What the Milwaukee Bucks traded away in the Damian Lillard deal.
As part of the three-team deal, the Bucks traded Jrue Holiday, two pick swaps, and an unprotected 2029 first-round pick to Portland. The team also moved Grayson to Phoenix as part of the trade.
Trading away Grayson Allen is a footnote on this trade because while Allen showed signs of being a knockdown 3-point shooter, he wasn’t consistent enough offensively, and he didn’t defend at an elite level. Trading away Jrue Holiday was a tough decision to make.
The NBA is a brutal business, and Milwaukee had to trade away Jrue Holiday, who expressed a desire to finish his career with the team. That’s what makes this trade so hard.
The draft picks aren’t an important part of the equation because Milwaukee is still in a championship window, and they don’t need to stockpile young players for this veteran roster.
In 2020, General Manager Jon Horst made the swing of the century by acquiring Holiday for Eric Bledsoe and draft picks.

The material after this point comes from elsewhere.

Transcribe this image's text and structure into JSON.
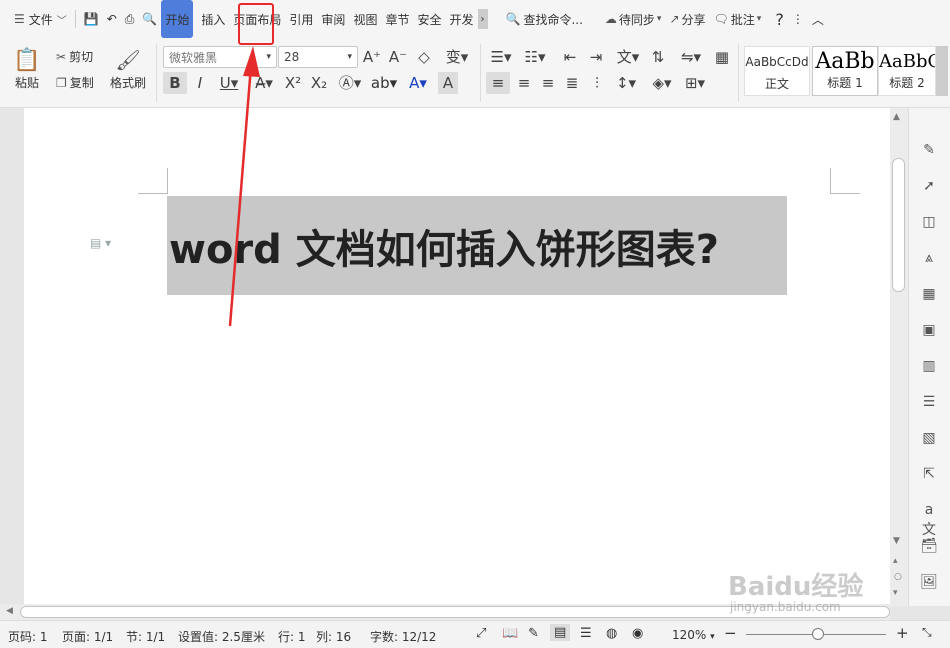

In his first year with the team, Holiday helped Milwaukee capture their first title in 50 years by being a part of the greatest play in franchise history.
Known as the “Valley Oop,” the Bucks were up 120-119 with less than 20 seconds left when Holiday stole the ball from Devin Booker and raced up the floor most point guards would have pulled the ball out and waited to be fouled instead, Holiday sees Giannis Antetokounmpo get behind the defense and throws a risky alley-oop pass that everyone thought was too high, but Giannis jammed it with two hands and drew an and-one from Mikal Bridges. Thus, the Valley-Oop lived in infamy as one of the defining moments of the Bucks’ championship run.
During his time in Milwaukee, pundits started to take notice of how good of a player Jrue Holiday is. He became one of the best two-way players in the NBA, and he helped turn Milwaukee from a team that was known as only being good in the regular season to a team that was talked about as a championship contender every year.